It Rhymes with Lust was the first in a short-lived line of Picture Novels from St. John Publications, crossbreeding the comic book with the somewhat more respectable, certainly more adult entertainment of the prose paperback potboiler. The digest-sized volume, with black-&-white interiors under a color cover, hit newsstands in 1950; Dark Horse Comics released a replica edition in 2007 [ISBN 978-1-59307-728-0].
Cover to DC Special #16 © 1975 DC Comics.
This post is currently down for maintenance.
The Daily Show on Monday night was a great example of Jon Stewart and his

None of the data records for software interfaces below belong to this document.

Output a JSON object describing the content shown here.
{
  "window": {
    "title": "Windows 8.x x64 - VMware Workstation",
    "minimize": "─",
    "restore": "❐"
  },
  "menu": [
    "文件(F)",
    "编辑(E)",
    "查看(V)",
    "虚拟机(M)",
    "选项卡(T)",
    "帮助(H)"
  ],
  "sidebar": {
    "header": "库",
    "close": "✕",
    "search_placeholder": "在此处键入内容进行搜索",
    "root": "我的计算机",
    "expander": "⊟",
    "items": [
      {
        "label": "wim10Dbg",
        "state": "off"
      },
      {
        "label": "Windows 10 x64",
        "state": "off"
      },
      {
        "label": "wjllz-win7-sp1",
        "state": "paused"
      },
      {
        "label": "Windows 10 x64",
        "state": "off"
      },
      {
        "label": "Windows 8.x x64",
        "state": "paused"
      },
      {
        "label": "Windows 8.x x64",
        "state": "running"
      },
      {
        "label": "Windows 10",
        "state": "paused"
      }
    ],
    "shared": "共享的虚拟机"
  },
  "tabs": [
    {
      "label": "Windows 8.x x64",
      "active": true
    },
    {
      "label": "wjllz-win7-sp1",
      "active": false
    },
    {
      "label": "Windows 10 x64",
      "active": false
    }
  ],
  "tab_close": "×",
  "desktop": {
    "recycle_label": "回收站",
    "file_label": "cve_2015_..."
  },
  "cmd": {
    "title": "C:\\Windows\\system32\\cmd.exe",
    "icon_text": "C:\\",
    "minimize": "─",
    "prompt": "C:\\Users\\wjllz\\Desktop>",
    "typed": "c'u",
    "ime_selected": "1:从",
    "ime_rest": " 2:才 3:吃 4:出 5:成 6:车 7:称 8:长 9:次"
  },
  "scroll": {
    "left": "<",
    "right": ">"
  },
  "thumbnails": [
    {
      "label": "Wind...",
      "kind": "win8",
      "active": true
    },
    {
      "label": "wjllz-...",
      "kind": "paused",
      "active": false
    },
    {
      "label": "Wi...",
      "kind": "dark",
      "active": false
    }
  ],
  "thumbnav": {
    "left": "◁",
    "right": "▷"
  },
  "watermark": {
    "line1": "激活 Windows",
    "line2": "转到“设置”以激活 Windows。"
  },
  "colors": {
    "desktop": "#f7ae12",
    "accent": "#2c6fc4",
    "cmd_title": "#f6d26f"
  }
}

writers at the top of their game. Stewart’s rant at CNBC and Jim Cramer in particular is the best excerpt. You could also just watch the whole megillah. [see below]
It’s a given that Watchmen the movie won’t be Watchmen the book. The content
of Alan Moore & Dave Gibbons’ graphic novel is utterly bound to its form — via the reader’s ability to linger, to focus on a panel within the context of a page, to flip back and forth between pages when images recall other images or time periods collide. And its original release as 12 issues over 14 months had the added effect of demanding that each chapter be considered as a distinct unit within the larger framework.
I’ve had some friends and family asking what Watchmen is all about so I thought
I’d offer a primer. The post looks long, but you can pick and choose from among the chunks of information.
Cover to the slipcase of Watchmen: The Absolute Edition
Here’s a story overview from my review of the film:
Watchmen is set in a world where costumed crimefighters have been around since
the 1940s, but true superheroes — or any beings with actual superhuman powers — were just the province of comic books until a lab accident created Dr. Manhattan in 1959. It opens with the murder of The Comedian, source of that iconic bloodstained smiley-face pin, and plays out in late 1985 with glimpses of the earlier days of such characters as the gadget-laden Nite Owl, sexy Silk Spectre, and disturbed, trenchcoat-wearing Rorschach. Masked adventurers were outlawed in America in 1977 unless sanctioned by the government, which The Comedian was and Dr. Manhattan still is;
his nearly godlike abilities are the main deterrent to nuclear war between the Soviet Union and a United States led by Richard Nixon in his fifth term as President.
If you have young Batman fans in your family, or are one yourself of any age, the Viking/Penguin Young Readers Group release Batman: The Story of the Dark Knight [ISBN 978-0-67006-255-3] is a perfect gift.
At $15.99 it’s rather a slight read for the price — the length of a single issue at the cost
of a graphic novel in comics terms — but that’s par for the course in the wider market of children’s books. I think you’ll find it worth the splurge whether you want to display it as a handsome collectible or read it over and over to your kids.
And I’ll have a full review up later [Voilà!], but the short version is this: If you’re on
the fence about it? Don’t bother... I didn’t find it a very good movie whether or not you’ve read the book; especially frustrating, though, if you have.
Related: Minutes to Midnight • The Dr. Manhattan Transfer • Clocking In